  • Employment: The agreement will help both countries create direct and indirect jobs.
  • Value Chains: The FTA will also help with value chain integration and complement bilateral efforts to improve supply chain resilience.
  • Skilled Labor Access: India will seek concessions on the use of Indian skilled labour in UK markets.
  • Defence Strengths: The United Kingdom could help strengthen India’s domestic defence industrial base.
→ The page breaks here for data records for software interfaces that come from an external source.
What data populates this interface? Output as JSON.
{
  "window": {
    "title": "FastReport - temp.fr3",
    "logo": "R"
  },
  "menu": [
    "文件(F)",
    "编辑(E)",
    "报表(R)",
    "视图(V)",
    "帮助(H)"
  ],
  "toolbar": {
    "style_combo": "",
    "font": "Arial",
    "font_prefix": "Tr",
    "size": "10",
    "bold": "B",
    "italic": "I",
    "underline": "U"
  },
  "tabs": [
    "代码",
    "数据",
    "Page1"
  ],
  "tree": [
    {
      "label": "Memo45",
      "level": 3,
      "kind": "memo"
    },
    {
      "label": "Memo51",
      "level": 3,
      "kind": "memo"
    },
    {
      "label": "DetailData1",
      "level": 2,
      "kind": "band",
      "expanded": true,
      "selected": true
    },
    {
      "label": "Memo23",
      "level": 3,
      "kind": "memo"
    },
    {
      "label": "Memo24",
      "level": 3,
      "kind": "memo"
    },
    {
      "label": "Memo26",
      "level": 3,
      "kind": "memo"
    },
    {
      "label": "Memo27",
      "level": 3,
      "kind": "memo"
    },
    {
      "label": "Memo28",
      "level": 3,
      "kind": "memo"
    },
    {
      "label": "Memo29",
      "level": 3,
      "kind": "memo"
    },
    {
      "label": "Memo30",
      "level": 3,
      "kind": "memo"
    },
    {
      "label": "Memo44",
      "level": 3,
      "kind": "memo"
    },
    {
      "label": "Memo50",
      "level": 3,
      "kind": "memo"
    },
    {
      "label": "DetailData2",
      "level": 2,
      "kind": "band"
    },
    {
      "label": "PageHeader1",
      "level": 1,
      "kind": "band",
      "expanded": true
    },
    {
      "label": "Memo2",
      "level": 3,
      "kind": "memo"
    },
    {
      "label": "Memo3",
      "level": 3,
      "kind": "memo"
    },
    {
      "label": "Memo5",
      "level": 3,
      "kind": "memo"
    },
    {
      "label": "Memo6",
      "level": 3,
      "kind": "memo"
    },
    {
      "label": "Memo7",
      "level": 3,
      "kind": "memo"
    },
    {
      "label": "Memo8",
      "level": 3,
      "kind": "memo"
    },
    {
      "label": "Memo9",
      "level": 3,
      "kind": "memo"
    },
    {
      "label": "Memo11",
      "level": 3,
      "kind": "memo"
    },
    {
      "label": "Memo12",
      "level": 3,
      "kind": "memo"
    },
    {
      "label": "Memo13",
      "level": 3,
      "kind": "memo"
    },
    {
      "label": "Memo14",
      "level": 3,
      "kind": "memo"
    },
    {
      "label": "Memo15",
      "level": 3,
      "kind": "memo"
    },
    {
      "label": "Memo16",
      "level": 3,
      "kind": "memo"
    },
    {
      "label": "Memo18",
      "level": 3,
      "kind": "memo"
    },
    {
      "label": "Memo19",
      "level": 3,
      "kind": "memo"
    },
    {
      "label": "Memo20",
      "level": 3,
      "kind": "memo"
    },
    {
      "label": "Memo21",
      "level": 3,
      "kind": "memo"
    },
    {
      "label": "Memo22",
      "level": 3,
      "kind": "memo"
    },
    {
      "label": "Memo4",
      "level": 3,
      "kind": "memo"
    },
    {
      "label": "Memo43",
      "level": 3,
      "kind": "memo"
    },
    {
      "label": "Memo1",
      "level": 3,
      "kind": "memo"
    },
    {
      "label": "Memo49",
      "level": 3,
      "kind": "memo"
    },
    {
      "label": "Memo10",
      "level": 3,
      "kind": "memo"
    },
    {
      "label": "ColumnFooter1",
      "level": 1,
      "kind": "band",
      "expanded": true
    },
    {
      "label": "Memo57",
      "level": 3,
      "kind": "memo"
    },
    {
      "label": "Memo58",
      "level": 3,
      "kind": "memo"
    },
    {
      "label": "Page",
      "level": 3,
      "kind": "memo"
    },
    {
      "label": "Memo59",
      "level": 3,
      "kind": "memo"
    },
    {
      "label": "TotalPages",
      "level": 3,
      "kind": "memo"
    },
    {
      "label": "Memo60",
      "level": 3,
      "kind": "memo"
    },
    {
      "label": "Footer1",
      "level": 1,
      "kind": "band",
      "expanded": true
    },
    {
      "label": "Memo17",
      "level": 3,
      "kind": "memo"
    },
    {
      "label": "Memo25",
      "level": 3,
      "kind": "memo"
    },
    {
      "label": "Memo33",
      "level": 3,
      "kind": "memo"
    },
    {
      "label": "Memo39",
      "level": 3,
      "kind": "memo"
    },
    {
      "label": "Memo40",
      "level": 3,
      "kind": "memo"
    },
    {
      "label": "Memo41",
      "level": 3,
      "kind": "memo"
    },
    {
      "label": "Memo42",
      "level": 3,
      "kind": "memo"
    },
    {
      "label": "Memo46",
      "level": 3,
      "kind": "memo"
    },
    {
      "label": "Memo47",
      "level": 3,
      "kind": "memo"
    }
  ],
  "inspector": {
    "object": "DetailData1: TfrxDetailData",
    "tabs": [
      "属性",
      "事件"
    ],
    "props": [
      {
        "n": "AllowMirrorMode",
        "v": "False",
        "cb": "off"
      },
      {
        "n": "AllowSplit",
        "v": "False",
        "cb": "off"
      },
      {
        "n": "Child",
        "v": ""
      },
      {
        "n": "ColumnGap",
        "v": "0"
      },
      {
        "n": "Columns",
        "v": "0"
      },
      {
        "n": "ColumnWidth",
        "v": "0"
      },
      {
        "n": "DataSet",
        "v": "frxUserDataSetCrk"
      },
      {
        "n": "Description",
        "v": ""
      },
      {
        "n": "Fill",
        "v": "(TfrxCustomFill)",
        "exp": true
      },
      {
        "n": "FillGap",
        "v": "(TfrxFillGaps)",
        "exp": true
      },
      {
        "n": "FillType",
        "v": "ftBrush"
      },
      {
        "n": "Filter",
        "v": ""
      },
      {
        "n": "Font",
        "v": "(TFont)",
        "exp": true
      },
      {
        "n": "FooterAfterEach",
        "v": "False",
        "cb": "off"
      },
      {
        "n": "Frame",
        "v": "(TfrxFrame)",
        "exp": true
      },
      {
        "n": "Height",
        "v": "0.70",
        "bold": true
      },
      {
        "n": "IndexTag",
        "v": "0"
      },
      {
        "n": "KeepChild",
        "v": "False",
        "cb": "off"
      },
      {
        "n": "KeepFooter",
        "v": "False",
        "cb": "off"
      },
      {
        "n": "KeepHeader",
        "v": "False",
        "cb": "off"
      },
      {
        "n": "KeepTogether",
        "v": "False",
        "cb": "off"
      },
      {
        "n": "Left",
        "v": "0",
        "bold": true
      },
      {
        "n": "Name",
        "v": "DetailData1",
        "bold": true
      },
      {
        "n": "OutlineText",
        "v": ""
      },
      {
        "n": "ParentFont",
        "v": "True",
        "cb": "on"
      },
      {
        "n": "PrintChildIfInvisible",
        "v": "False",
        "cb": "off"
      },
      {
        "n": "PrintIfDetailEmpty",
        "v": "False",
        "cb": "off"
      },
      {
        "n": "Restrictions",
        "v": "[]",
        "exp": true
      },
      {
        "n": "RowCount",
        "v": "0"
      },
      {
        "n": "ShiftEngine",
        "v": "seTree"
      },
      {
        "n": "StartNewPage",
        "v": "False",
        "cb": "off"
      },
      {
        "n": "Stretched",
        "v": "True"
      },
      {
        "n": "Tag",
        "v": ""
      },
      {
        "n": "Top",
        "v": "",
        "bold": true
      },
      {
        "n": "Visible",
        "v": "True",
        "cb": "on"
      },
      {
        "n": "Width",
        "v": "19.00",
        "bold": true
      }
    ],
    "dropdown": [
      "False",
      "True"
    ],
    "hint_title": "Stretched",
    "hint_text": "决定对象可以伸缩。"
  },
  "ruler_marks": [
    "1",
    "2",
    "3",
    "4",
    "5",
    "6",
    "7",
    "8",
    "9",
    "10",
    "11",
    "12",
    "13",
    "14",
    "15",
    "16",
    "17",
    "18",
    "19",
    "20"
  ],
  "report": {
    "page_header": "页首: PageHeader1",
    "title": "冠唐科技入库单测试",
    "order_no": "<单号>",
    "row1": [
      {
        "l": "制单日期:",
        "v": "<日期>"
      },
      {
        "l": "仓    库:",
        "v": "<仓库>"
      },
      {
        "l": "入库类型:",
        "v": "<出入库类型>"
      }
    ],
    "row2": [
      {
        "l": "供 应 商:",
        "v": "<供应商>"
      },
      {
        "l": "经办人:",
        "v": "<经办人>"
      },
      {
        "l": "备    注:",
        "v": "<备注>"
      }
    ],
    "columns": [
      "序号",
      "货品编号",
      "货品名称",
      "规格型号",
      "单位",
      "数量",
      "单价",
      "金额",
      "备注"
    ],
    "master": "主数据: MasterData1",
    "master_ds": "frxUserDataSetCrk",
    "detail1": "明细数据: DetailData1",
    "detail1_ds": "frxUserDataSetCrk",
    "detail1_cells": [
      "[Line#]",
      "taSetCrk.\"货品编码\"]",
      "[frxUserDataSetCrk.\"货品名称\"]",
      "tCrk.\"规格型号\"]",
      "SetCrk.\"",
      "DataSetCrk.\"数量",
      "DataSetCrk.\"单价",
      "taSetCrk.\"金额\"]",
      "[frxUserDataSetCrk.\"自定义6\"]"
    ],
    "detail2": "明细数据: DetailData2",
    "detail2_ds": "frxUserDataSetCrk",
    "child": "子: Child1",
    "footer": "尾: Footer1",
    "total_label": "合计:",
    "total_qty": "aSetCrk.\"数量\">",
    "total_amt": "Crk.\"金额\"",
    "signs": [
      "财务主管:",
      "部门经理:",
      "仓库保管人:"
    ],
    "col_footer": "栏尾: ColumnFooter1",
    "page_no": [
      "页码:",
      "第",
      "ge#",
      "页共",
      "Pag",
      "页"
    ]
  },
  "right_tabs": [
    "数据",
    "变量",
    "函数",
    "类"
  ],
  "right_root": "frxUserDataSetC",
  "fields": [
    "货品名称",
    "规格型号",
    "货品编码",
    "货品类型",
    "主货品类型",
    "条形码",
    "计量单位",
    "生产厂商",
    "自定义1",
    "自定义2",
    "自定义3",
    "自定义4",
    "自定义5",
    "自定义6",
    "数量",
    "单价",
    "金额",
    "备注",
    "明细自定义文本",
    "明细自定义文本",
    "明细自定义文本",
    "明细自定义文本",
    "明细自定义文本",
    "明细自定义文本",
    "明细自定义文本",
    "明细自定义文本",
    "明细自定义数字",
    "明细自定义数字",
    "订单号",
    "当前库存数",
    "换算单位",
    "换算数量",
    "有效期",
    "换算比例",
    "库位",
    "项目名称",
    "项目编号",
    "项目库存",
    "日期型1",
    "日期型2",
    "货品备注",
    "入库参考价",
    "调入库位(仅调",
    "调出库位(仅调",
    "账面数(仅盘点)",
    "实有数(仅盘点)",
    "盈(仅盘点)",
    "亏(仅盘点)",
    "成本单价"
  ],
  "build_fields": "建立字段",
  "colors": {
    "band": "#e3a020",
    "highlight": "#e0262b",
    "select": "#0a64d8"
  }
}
Through the sharing of logistical facilities, the two sides might also enhance India’s regional reach.

Concerns associated with FTA:

  • A Harsh Past: Partition’s bitter legacies, anti-colonial animosity, and Britain’s prejudices and perceived lean toward Pakistan have long plagued India-UK relations.
  • Political Negativity: While it is impossible to completely separate South Asian and British domestic politics, the British Labour Party’s growing political hostility to India has exacerbated India’s challenges.
  • Domestic Politics: The UK’s huge South Asian diaspora transmits the subcontinent’s internal and intra-regional disputes to the UK’s domestic politics.
  • Engagement with the EU: The UK must resolve its own internal debates over the future of its relationship with the EU.

Way forward:

  • With increasing globalisation, as has been clearly indicated during on-going pandemic, India cannot remain aloof anymore from the world market in the name of protectionism.
  • It is all the more necessary to tap more markets across the world particularly African continent with vast potential for exports with a vision to realise $5 trillion economy
  • It is very imperative to foster conducive environment and protection to foreign investment in the country and remove the fear of domestic laws. In this regard the revocation of Retro tax law is a welcome step.
  • It will also help in resolving issues of trade deficits.

Mains oriented question:

A Free Commercial Agreement (FTA) between India and the United Kingdom can open up new trade opportunities and bring people, ideas, and institutions from both countries together. Examine. (200 words)